As mentioned previously, the Marxist councillors were surcharged by the state. In response, we appealed it. The fine of £106,000 eventually reached the High Court in January 1986. We were never under the impression that the judges would be neutral. As Militant consistently explained, the role of the courts under capitalism was, in the last instance, to be part of the capitalist state, and would when push comes to shove defend the capitalist politicians over the workers. We were right; the hearing was totally biased.
The appeal ended up at the House of Lords in 1987. With legal costs, it amounted to £500,000. When the final appeal was lost, the councillors were undemocratically removed from office, and left with a huge debt that they were individually liable for. We looked after them. Thousands of youth and workers took out direct debits, and the surcharge and legal costs were paid. The campaign for the Liverpool 47 (two councillors sadly died during these events) is still a proud banner in the city and the wider movement.
In May 1987, new councillors were elected, with a left majority and many Militant comrades. To try and wipe out the last remnants of Marxism in the Labour Party, Neil Kinnock had to find reinforcements. He quickly found his man in Peter Kilfoyle – a witch hunter for the right – reportedly all the way from Australia.

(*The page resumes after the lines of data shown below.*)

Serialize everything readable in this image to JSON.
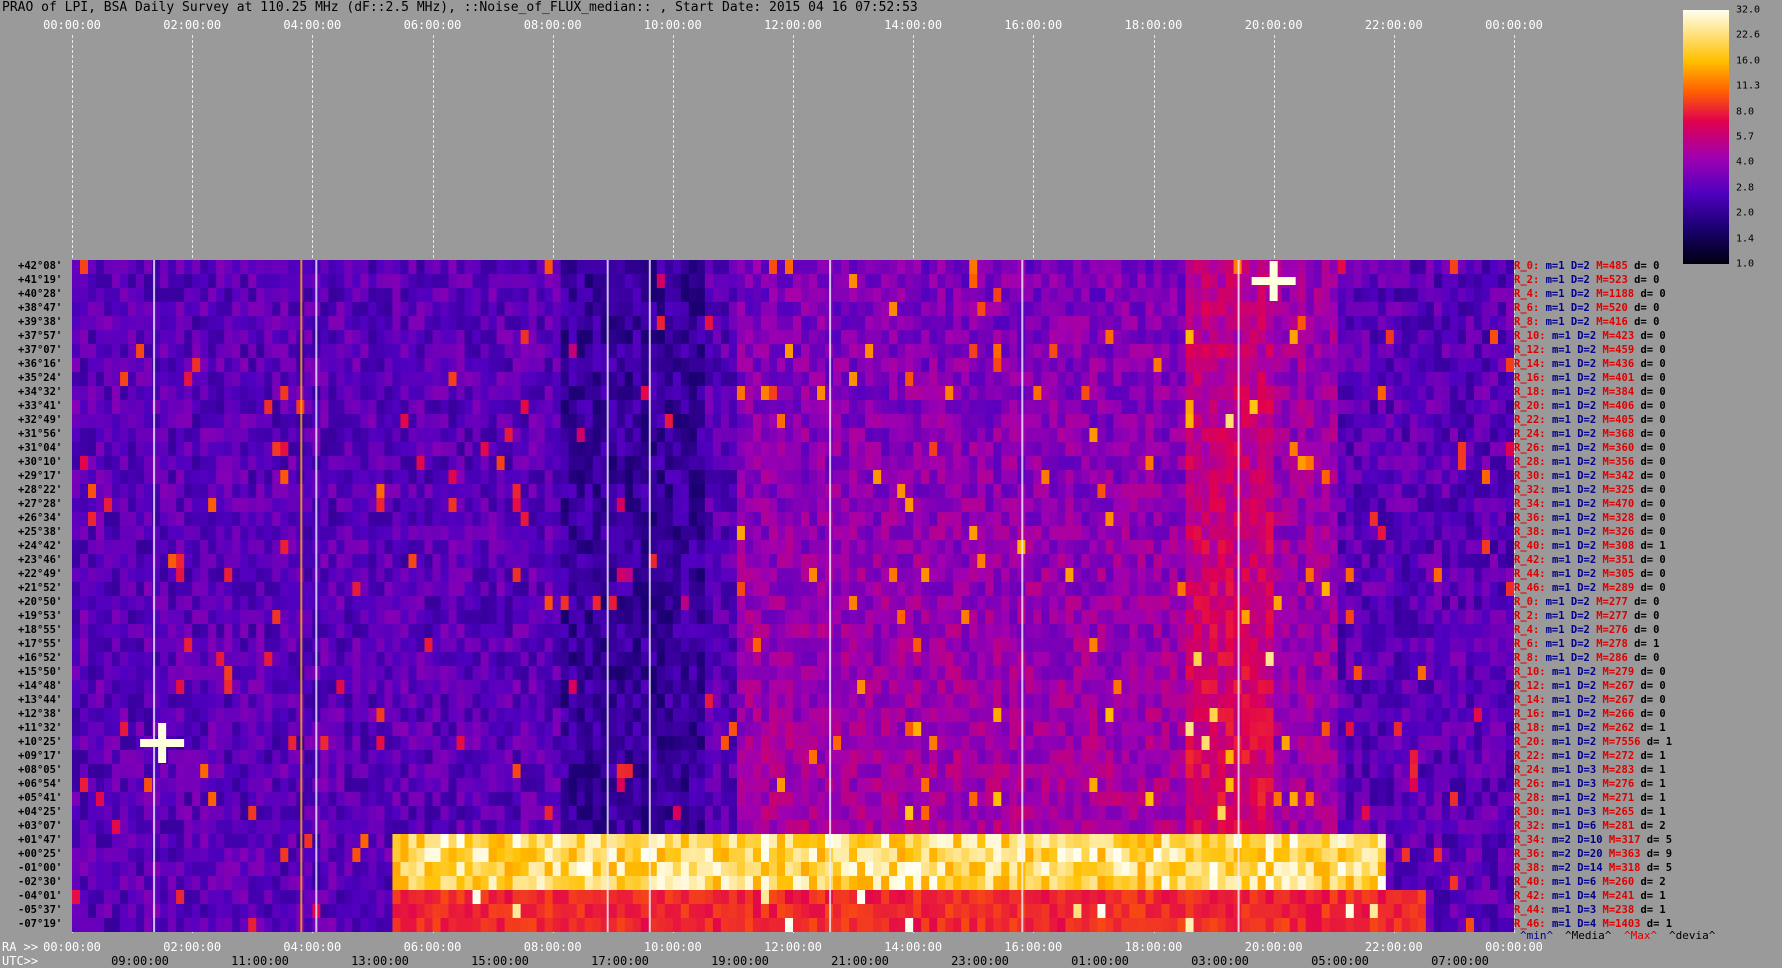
{
  "title": "PRAO of LPI, BSA Daily Survey at 110.25 MHz (dF::2.5 MHz), ::Noise_of_FLUX_median:: , Start Date: 2015 04 16 07:52:53",
  "top_axis_labels": [
    "00:00:00",
    "02:00:00",
    "04:00:00",
    "06:00:00",
    "08:00:00",
    "10:00:00",
    "12:00:00",
    "14:00:00",
    "16:00:00",
    "18:00:00",
    "20:00:00",
    "22:00:00",
    "00:00:00"
  ],
  "colorbar": {
    "ticks": [
      "32.0",
      "22.6",
      "16.0",
      "11.3",
      "8.0",
      "5.7",
      "4.0",
      "2.8",
      "2.0",
      "1.4",
      "1.0"
    ],
    "colors": [
      "#000010",
      "#1a0070",
      "#5000c0",
      "#a000b0",
      "#e00050",
      "#ff6000",
      "#ffc000",
      "#fffff0"
    ]
  },
  "declinations": [
    "+42°08'",
    "+41°19'",
    "+40°28'",
    "+38°47'",
    "+39°38'",
    "+37°57'",
    "+37°07'",
    "+36°16'",
    "+35°24'",
    "+34°32'",
    "+33°41'",
    "+32°49'",
    "+31°56'",
    "+31°04'",
    "+30°10'",
    "+29°17'",
    "+28°22'",
    "+27°28'",
    "+26°34'",
    "+25°38'",
    "+24°42'",
    "+23°46'",
    "+22°49'",
    "+21°52'",
    "+20°50'",
    "+19°53'",
    "+18°55'",
    "+17°55'",
    "+16°52'",
    "+15°50'",
    "+14°48'",
    "+13°44'",
    "+12°38'",
    "+11°32'",
    "+10°25'",
    "+09°17'",
    "+08°05'",
    "+06°54'",
    "+05°41'",
    "+04°25'",
    "+03°07'",
    "+01°47'",
    "+00°25'",
    "-01°00'",
    "-02°30'",
    "-04°01'",
    "-05°37'",
    "-07°19'"
  ],
  "row_stats": [
    {
      "r": "R_0:",
      "m": "m=1",
      "d2": "D=2",
      "M": "M=485",
      "d": "d= 0"
    },
    {
      "r": "R_2:",
      "m": "m=1",
      "d2": "D=2",
      "M": "M=523",
      "d": "d= 0"
    },
    {
      "r": "R_4:",
      "m": "m=1",
      "d2": "D=2",
      "M": "M=1188",
      "d": "d= 0"
    },
    {
      "r": "R_6:",
      "m": "m=1",
      "d2": "D=2",
      "M": "M=520",
      "d": "d= 0"
    },
    {
      "r": "R_8:",
      "m": "m=1",
      "d2": "D=2",
      "M": "M=416",
      "d": "d= 0"
    },
    {
      "r": "R_10:",
      "m": "m=1",
      "d2": "D=2",
      "M": "M=423",
      "d": "d= 0"
    },
    {
      "r": "R_12:",
      "m": "m=1",
      "d2": "D=2",
      "M": "M=459",
      "d": "d= 0"
    },
    {
      "r": "R_14:",
      "m": "m=1",
      "d2": "D=2",
      "M": "M=436",
      "d": "d= 0"
    },
    {
      "r": "R_16:",
      "m": "m=1",
      "d2": "D=2",
      "M": "M=401",
      "d": "d= 0"
    },
    {
      "r": "R_18:",
      "m": "m=1",
      "d2": "D=2",
      "M": "M=384",
      "d": "d= 0"
    },
    {
      "r": "R_20:",
      "m": "m=1",
      "d2": "D=2",
      "M": "M=406",
      "d": "d= 0"
    },
    {
      "r": "R_22:",
      "m": "m=1",
      "d2": "D=2",
      "M": "M=405",
      "d": "d= 0"
    },
    {
      "r": "R_24:",
      "m": "m=1",
      "d2": "D=2",
      "M": "M=368",
      "d": "d= 0"
    },
    {
      "r": "R_26:",
      "m": "m=1",
      "d2": "D=2",
      "M": "M=360",
      "d": "d= 0"
    },
    {
      "r": "R_28:",
      "m": "m=1",
      "d2": "D=2",
      "M": "M=356",
      "d": "d= 0"
    },
    {
      "r": "R_30:",
      "m": "m=1",
      "d2": "D=2",
      "M": "M=342",
      "d": "d= 0"
    },
    {
      "r": "R_32:",
      "m": "m=1",
      "d2": "D=2",
      "M": "M=325",
      "d": "d= 0"
    },
    {
      "r": "R_34:",
      "m": "m=1",
      "d2": "D=2",
      "M": "M=470",
      "d": "d= 0"
    },
    {
      "r": "R_36:",
      "m": "m=1",
      "d2": "D=2",
      "M": "M=328",
      "d": "d= 0"
    },
    {
      "r": "R_38:",
      "m": "m=1",
      "d2": "D=2",
      "M": "M=326",
      "d": "d= 0"
    },
    {
      "r": "R_40:",
      "m": "m=1",
      "d2": "D=2",
      "M": "M=308",
      "d": "d= 1"
    },
    {
      "r": "R_42:",
      "m": "m=1",
      "d2": "D=2",
      "M": "M=351",
      "d": "d= 0"
    },
    {
      "r": "R_44:",
      "m": "m=1",
      "d2": "D=2",
      "M": "M=305",
      "d": "d= 0"
    },
    {
      "r": "R_46:",
      "m": "m=1",
      "d2": "D=2",
      "M": "M=289",
      "d": "d= 0"
    },
    {
      "r": "R_0:",
      "m": "m=1",
      "d2": "D=2",
      "M": "M=277",
      "d": "d= 0"
    },
    {
      "r": "R_2:",
      "m": "m=1",
      "d2": "D=2",
      "M": "M=277",
      "d": "d= 0"
    },
    {
      "r": "R_4:",
      "m": "m=1",
      "d2": "D=2",
      "M": "M=276",
      "d": "d= 0"
    },
    {
      "r": "R_6:",
      "m": "m=1",
      "d2": "D=2",
      "M": "M=278",
      "d": "d= 1"
    },
    {
      "r": "R_8:",
      "m": "m=1",
      "d2": "D=2",
      "M": "M=286",
      "d": "d= 0"
    },
    {
      "r": "R_10:",
      "m": "m=1",
      "d2": "D=2",
      "M": "M=279",
      "d": "d= 0"
    },
    {
      "r": "R_12:",
      "m": "m=1",
      "d2": "D=2",
      "M": "M=267",
      "d": "d= 0"
    },
    {
      "r": "R_14:",
      "m": "m=1",
      "d2": "D=2",
      "M": "M=267",
      "d": "d= 0"
    },
    {
      "r": "R_16:",
      "m": "m=1",
      "d2": "D=2",
      "M": "M=266",
      "d": "d= 0"
    },
    {
      "r": "R_18:",
      "m": "m=1",
      "d2": "D=2",
      "M": "M=262",
      "d": "d= 1"
    },
    {
      "r": "R_20:",
      "m": "m=1",
      "d2": "D=2",
      "M": "M=7556",
      "d": "d= 1"
    },
    {
      "r": "R_22:",
      "m": "m=1",
      "d2": "D=2",
      "M": "M=272",
      "d": "d= 1"
    },
    {
      "r": "R_24:",
      "m": "m=1",
      "d2": "D=3",
      "M": "M=283",
      "d": "d= 1"
    },
    {
      "r": "R_26:",
      "m": "m=1",
      "d2": "D=3",
      "M": "M=276",
      "d": "d= 1"
    },
    {
      "r": "R_28:",
      "m": "m=1",
      "d2": "D=2",
      "M": "M=271",
      "d": "d= 1"
    },
    {
      "r": "R_30:",
      "m": "m=1",
      "d2": "D=3",
      "M": "M=265",
      "d": "d= 1"
    },
    {
      "r": "R_32:",
      "m": "m=1",
      "d2": "D=6",
      "M": "M=281",
      "d": "d= 2"
    },
    {
      "r": "R_34:",
      "m": "m=2",
      "d2": "D=10",
      "M": "M=317",
      "d": "d= 5"
    },
    {
      "r": "R_36:",
      "m": "m=2",
      "d2": "D=20",
      "M": "M=363",
      "d": "d= 9"
    },
    {
      "r": "R_38:",
      "m": "m=2",
      "d2": "D=14",
      "M": "M=318",
      "d": "d= 5"
    },
    {
      "r": "R_40:",
      "m": "m=1",
      "d2": "D=6",
      "M": "M=260",
      "d": "d= 2"
    },
    {
      "r": "R_42:",
      "m": "m=1",
      "d2": "D=4",
      "M": "M=241",
      "d": "d= 1"
    },
    {
      "r": "R_44:",
      "m": "m=1",
      "d2": "D=3",
      "M": "M=238",
      "d": "d= 1"
    },
    {
      "r": "R_46:",
      "m": "m=1",
      "d2": "D=4",
      "M": "M=1403",
      "d": "d= 1"
    }
  ],
  "bottom": {
    "ra_prefix": "RA >>",
    "ra_labels": [
      "00:00:00",
      "02:00:00",
      "04:00:00",
      "06:00:00",
      "08:00:00",
      "10:00:00",
      "12:00:00",
      "14:00:00",
      "16:00:00",
      "18:00:00",
      "20:00:00",
      "22:00:00",
      "00:00:00"
    ],
    "utc_prefix": "UTC>>",
    "utc_labels": [
      "09:00:00",
      "11:00:00",
      "13:00:00",
      "15:00:00",
      "17:00:00",
      "19:00:00",
      "21:00:00",
      "23:00:00",
      "01:00:00",
      "03:00:00",
      "05:00:00",
      "07:00:00"
    ]
  },
  "legend": [
    "^min^",
    "^Media^",
    "^Max^",
    "^devia^"
  ],
  "chart_data": {
    "type": "heatmap",
    "title": "PRAO of LPI, BSA Daily Survey at 110.25 MHz (dF::2.5 MHz), ::Noise_of_FLUX_median:: , Start Date: 2015 04 16 07:52:53",
    "x_axis_top": "RA 00:00:00 – 00:00:00",
    "y_axis": "Declination +42°08' to -07°19' (48 beams)",
    "colorbar_range": [
      1.0,
      32.0
    ],
    "colorbar_scale": "log",
    "rows": 48,
    "features": [
      {
        "name": "bright horizontal band",
        "rows": [
          41,
          44
        ],
        "ra_start_h": 5.0,
        "ra_end_h": 21.8,
        "level": "max"
      },
      {
        "name": "point source",
        "row": 1,
        "ra_h": 20.0,
        "level": "max"
      },
      {
        "name": "point source",
        "row": 34,
        "ra_h": 1.5,
        "level": "max"
      },
      {
        "name": "vertical interference",
        "ra_h": 3.8,
        "level": "high"
      }
    ]
  }
}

Once in power as the main bureaucrat in the Liverpool Labour Party, he inquired into, undermined and tried to destroy the influence of Militant and the left. It could not be done by democratic means.
The soft left took the leadership of the local Labour Party, and tried to balance between left and right, only themselves to be subjected to a coup and replaced by Kilfoyle’s people. There was a minority of 29 left councillors, led by people like Lesley Mahmoud, Cathy Wilson and Sue Hogan who held the line against rent rises, cuts and redundancies, in the most difficult circumstances. They were up against Kilfoyle, Kinnock, right-wing union leaders, and the Liverpool Echo. They ended up being thrown off all the committees, excluded from the Labour Party, and finally expelled. In the end, the Labour Party was destroyed by expulsions and corruption, and the city went to the Liberal Democrats for 15 years.
The Liverpool struggle is still important. It shows, in practice and not words, how a small group of Marxists, with clear ideas and a worked out programme can win mass support. Militant grew from a dozen to an organised grouping of around a thousand in the city, over the period. Behind that thousand stood practically the whole working class of the city.
As Liverpool showed, once that mass support has been won, it is very difficult for the ruling class to deal with. In Liverpool, they had to rely on the willing help of the reformist leaders, who sought to strangle Liverpool before it began to affect their careers and positions.
The whole establishment, including the British secret services were involved in the attempts to destroy Militant, as was well documented in subsequent TV documentaries and in Tony Benn’s diaries. It shows how seriously the ruling class took the whole situation, but they could only succeed with the help of the right-wing Labour and trade union leaders.
But the valiant battle of the Liverpool councillors, Militant and working class remains on record, highlighting both what can be achieved if workers have a mass political organisation and a Marxist leadership, but also the lengths the capitalist establishment is prepared to go to in order to prevent even modest gains for working class people under capitalism.